"If you look closely, you'll be able to find some surprises,"
said Mr. Lunn. "There is a bear couple reaffirming their wedding
vows, a couple of synchronized swimming bears, a bear version of
a 'conga line' ... and much more."

Even children unable to attend the exhibit due to a stay in the
hospital will benefit. Tickets for a "Teddy Bear Raffle" are
being sold throughout the five week event, with proceeds going to
the IWK/Grace Foundation. The prizes include not only two
oversized teddy bears, but a hand carved wooden sailor bear
sculpture made and donated to the cause by Gary Brown, a wood
carver from Ketch Harbour.

"After this bearded fellow registered his stuffed teddy bear for
the exhibit, he made an offer I couldn't refuse," said Mr. Lunn.
Mr. Brown has carved seven foot tall Nutcrackers for the benefit
of Symphony Nova Scotia in past seasons.

A small booklet has been produced by the museum recounting 11 of
the hundreds of stories told to museum staff by bear lenders
about their bears.

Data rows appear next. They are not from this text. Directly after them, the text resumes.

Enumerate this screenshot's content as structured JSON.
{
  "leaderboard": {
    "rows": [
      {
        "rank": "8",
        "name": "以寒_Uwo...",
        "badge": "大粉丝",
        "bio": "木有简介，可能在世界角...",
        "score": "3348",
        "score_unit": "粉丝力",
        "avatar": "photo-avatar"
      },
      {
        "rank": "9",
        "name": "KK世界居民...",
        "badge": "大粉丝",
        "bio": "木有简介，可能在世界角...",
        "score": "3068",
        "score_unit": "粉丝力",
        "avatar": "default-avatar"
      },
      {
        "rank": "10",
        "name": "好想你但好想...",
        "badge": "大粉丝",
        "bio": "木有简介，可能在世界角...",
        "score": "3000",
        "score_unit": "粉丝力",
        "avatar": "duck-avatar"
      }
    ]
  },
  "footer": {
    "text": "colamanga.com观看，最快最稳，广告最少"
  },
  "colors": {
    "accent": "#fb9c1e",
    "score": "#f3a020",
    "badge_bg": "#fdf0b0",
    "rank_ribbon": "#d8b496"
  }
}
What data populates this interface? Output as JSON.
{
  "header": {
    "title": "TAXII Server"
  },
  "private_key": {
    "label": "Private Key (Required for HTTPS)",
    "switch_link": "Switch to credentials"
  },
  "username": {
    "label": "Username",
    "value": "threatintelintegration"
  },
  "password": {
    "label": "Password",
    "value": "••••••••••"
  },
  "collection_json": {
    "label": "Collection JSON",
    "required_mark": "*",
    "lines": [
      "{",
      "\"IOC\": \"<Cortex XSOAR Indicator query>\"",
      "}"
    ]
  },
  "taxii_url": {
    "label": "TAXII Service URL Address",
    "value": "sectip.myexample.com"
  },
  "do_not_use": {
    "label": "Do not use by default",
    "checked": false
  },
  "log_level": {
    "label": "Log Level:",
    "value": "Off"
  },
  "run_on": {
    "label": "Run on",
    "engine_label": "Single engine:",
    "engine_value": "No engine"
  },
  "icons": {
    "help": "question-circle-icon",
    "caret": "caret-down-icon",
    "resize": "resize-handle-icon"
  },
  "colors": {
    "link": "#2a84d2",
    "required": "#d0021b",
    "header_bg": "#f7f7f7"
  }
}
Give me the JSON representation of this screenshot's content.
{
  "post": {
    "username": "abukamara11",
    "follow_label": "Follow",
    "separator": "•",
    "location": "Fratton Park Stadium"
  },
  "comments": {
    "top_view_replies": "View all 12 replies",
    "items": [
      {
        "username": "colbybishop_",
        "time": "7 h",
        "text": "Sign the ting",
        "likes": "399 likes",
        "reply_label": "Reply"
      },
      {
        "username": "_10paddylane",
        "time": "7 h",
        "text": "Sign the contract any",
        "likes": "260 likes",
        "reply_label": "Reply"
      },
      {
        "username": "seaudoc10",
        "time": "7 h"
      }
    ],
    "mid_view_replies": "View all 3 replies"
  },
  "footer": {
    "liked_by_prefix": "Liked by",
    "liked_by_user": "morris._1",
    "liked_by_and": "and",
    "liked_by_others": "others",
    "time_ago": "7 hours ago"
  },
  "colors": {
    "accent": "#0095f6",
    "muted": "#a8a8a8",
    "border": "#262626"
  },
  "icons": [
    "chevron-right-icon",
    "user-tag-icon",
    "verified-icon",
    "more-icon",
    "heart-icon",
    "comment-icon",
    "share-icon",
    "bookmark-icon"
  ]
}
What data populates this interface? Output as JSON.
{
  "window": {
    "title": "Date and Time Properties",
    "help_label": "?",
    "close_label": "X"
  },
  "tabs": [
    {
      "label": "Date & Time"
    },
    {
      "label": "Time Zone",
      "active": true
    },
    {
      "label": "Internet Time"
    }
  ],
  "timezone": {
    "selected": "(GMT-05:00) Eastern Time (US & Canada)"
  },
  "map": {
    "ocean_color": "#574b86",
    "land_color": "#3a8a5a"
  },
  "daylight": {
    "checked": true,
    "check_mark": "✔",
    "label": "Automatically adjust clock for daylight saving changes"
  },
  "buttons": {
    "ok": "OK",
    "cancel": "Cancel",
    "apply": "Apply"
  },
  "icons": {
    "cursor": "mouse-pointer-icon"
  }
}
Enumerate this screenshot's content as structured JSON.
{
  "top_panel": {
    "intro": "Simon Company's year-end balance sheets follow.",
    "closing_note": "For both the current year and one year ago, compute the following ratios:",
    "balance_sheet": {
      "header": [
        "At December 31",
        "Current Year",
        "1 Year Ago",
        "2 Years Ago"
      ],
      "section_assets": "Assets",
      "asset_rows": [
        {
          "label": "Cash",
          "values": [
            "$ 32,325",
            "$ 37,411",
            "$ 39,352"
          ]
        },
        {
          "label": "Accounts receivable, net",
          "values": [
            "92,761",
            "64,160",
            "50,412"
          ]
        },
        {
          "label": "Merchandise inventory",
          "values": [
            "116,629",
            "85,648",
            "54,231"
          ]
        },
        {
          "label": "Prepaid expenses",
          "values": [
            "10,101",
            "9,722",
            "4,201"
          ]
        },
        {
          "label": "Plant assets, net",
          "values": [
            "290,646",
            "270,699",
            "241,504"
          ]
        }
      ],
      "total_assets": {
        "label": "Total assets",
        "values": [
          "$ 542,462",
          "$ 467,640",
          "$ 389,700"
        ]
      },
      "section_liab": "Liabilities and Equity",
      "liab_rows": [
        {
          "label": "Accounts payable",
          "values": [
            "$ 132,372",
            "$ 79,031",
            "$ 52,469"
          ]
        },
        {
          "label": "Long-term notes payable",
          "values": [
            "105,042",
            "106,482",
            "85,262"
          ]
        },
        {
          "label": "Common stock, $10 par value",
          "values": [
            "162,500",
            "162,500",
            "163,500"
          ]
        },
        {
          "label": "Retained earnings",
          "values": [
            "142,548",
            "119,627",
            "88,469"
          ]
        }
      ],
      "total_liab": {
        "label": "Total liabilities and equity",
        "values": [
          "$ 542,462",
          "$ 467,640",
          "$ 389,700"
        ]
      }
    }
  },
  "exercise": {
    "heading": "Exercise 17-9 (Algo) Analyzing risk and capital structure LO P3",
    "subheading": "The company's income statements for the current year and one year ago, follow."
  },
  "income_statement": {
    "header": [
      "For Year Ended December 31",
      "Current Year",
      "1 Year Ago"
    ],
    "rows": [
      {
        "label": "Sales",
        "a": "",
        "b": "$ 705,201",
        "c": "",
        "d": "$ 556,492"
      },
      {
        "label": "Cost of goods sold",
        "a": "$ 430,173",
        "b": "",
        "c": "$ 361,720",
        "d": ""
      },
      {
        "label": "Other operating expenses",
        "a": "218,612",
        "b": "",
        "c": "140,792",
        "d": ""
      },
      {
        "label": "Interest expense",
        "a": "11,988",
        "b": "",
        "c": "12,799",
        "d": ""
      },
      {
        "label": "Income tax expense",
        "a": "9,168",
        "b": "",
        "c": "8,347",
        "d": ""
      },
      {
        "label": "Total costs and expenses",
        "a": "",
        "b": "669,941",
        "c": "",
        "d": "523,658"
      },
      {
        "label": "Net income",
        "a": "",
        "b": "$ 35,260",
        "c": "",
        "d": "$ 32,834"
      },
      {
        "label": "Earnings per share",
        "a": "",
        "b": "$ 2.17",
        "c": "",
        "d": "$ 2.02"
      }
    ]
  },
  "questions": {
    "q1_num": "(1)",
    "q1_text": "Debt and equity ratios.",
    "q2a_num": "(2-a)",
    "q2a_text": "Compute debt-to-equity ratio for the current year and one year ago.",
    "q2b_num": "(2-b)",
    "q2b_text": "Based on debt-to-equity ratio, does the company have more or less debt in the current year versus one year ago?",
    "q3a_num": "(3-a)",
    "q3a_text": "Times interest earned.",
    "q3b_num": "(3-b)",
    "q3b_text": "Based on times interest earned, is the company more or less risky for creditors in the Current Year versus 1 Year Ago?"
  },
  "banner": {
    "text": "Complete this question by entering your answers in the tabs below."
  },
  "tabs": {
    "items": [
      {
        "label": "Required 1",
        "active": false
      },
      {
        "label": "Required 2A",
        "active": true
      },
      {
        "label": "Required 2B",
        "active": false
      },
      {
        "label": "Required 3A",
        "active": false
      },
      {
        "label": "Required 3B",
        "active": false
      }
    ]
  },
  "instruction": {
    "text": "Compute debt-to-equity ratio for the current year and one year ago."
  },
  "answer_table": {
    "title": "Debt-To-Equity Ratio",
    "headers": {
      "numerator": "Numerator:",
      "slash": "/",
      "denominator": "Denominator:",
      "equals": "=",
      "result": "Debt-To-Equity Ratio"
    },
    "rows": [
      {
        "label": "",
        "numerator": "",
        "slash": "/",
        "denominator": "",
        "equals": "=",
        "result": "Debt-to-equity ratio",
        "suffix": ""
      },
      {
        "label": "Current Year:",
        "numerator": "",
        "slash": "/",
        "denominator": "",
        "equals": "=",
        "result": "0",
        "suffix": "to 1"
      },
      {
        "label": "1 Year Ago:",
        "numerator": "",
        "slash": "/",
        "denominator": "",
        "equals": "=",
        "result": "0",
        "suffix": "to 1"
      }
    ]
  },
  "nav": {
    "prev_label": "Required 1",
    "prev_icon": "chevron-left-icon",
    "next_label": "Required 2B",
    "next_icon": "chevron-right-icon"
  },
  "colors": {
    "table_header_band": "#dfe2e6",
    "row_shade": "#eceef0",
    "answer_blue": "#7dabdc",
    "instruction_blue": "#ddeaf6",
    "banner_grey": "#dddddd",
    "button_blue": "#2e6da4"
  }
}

In it, there are the stories of Sheila,
Disaster Bear, Christopher Columbear and Rupert, a bear estimated
to be 90-100 years old who came to Canada aboard the ocean liner
Aquitania in 1946. The booklet is available in the museum's shop.

Admission to the exhibit is free but donations to the Food Bank
would be appreciated.

"Given the public's response so far, it looks promising that this
will become an annual tradition at the Maritime Museum," said Mr.

Exhibit hours are Tuesday and Thursday: 9:30 a.m. to 8 p.m.;
Wednesday, Friday and Saturday: 9:30 a.m. to 5 p.m.; Sunday: 1
p.m. to 5 p.m. On Dec. 24 the museum will be open from 9:30 a.m.
to 1 p.m. and will be closed Dec. 25, 26 and Jan. 1. The exhibit
is closed on Mondays, with the exception of Dec. 23 and 30, when
it will be open.


Contact: Gerry Lunn  902-424-8793

trp                  Dec. 05, 1996 - 12:05 p.m.